▶ Problem requirements: Copy out the entries that come next, exactly.

▶ Data extracts:
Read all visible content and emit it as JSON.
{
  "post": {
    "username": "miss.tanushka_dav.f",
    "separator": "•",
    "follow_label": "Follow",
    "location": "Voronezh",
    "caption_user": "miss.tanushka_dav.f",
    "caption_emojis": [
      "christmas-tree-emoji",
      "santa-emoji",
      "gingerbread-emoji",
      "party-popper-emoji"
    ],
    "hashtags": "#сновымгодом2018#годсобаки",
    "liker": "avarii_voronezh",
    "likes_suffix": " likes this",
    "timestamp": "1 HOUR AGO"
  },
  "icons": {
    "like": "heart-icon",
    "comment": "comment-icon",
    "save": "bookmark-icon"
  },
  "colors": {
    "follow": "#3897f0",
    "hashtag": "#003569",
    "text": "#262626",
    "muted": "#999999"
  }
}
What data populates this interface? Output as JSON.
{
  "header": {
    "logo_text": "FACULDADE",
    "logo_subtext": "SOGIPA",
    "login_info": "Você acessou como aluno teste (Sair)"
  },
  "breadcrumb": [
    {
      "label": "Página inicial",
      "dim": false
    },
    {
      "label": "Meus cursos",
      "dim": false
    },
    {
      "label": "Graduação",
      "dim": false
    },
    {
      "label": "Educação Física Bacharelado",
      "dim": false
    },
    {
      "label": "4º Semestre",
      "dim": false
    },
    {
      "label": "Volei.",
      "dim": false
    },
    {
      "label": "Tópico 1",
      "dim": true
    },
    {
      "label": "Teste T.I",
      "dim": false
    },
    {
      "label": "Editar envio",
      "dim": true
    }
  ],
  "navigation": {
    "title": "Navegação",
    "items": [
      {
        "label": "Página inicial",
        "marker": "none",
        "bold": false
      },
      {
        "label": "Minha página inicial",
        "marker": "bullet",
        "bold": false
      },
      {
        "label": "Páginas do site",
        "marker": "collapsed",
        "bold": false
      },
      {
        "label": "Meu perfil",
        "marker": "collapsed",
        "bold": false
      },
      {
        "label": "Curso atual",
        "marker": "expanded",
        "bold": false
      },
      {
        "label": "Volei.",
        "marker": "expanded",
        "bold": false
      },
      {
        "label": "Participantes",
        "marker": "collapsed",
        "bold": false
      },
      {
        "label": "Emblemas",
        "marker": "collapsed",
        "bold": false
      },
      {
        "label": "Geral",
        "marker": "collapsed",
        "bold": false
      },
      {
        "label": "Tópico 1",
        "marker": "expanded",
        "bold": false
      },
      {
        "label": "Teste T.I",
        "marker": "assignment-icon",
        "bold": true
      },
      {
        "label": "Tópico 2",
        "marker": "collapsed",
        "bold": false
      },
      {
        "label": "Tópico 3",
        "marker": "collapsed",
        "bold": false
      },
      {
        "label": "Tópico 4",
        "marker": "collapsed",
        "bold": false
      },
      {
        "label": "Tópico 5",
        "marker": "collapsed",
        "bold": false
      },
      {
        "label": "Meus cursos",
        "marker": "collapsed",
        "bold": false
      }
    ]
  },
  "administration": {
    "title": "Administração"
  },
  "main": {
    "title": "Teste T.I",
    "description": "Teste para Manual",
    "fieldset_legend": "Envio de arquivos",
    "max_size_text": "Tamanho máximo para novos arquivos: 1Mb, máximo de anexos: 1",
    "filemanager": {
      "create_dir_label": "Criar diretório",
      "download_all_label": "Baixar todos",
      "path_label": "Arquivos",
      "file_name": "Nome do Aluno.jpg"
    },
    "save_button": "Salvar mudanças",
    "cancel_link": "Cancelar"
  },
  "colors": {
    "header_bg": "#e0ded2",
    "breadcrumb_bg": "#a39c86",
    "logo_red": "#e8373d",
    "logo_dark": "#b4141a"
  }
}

▶ Output for this exercise:
Read all visible content and emit it as JSON.
{
  "post": {
    "username": "miss.tanushka_dav.f",
    "separator": "•",
    "follow_label": "Follow",
    "location": "Voronezh",
    "caption_user": "miss.tanushka_dav.f",
    "caption_emojis": [
      "christmas-tree-emoji",
      "santa-emoji",
      "gingerbread-emoji",
      "party-popper-emoji"
    ],
    "hashtags": "#сновымгодом2018#годсобаки",
    "liker": "avarii_voronezh",
    "likes_suffix": " likes this",
    "timestamp": "1 HOUR AGO"
  },
  "icons": {
    "like": "heart-icon",
    "comment": "comment-icon",
    "save": "bookmark-icon"
  },
  "colors": {
    "follow": "#3897f0",
    "hashtag": "#003569",
    "text": "#262626",
    "muted": "#999999"
  }
}
What data populates this interface? Output as JSON.
{
  "header": {
    "logo_text": "FACULDADE",
    "logo_subtext": "SOGIPA",
    "login_info": "Você acessou como aluno teste (Sair)"
  },
  "breadcrumb": [
    {
      "label": "Página inicial",
      "dim": false
    },
    {
      "label": "Meus cursos",
      "dim": false
    },
    {
      "label": "Graduação",
      "dim": false
    },
    {
      "label": "Educação Física Bacharelado",
      "dim": false
    },
    {
      "label": "4º Semestre",
      "dim": false
    },
    {
      "label": "Volei.",
      "dim": false
    },
    {
      "label": "Tópico 1",
      "dim": true
    },
    {
      "label": "Teste T.I",
      "dim": false
    },
    {
      "label": "Editar envio",
      "dim": true
    }
  ],
  "navigation": {
    "title": "Navegação",
    "items": [
      {
        "label": "Página inicial",
        "marker": "none",
        "bold": false
      },
      {
        "label": "Minha página inicial",
        "marker": "bullet",
        "bold": false
      },
      {
        "label": "Páginas do site",
        "marker": "collapsed",
        "bold": false
      },
      {
        "label": "Meu perfil",
        "marker": "collapsed",
        "bold": false
      },
      {
        "label": "Curso atual",
        "marker": "expanded",
        "bold": false
      },
      {
        "label": "Volei.",
        "marker": "expanded",
        "bold": false
      },
      {
        "label": "Participantes",
        "marker": "collapsed",
        "bold": false
      },
      {
        "label": "Emblemas",
        "marker": "collapsed",
        "bold": false
      },
      {
        "label": "Geral",
        "marker": "collapsed",
        "bold": false
      },
      {
        "label": "Tópico 1",
        "marker": "expanded",
        "bold": false
      },
      {
        "label": "Teste T.I",
        "marker": "assignment-icon",
        "bold": true
      },
      {
        "label": "Tópico 2",
        "marker": "collapsed",
        "bold": false
      },
      {
        "label": "Tópico 3",
        "marker": "collapsed",
        "bold": false
      },
      {
        "label": "Tópico 4",
        "marker": "collapsed",
        "bold": false
      },
      {
        "label": "Tópico 5",
        "marker": "collapsed",
        "bold": false
      },
      {
        "label": "Meus cursos",
        "marker": "collapsed",
        "bold": false
      }
    ]
  },
  "administration": {
    "title": "Administração"
  },
  "main": {
    "title": "Teste T.I",
    "description": "Teste para Manual",
    "fieldset_legend": "Envio de arquivos",
    "max_size_text": "Tamanho máximo para novos arquivos: 1Mb, máximo de anexos: 1",
    "filemanager": {
      "create_dir_label": "Criar diretório",
      "download_all_label": "Baixar todos",
      "path_label": "Arquivos",
      "file_name": "Nome do Aluno.jpg"
    },
    "save_button": "Salvar mudanças",
    "cancel_link": "Cancelar"
  },
  "colors": {
    "header_bg": "#e0ded2",
    "breadcrumb_bg": "#a39c86",
    "logo_red": "#e8373d",
    "logo_dark": "#b4141a"
  }
}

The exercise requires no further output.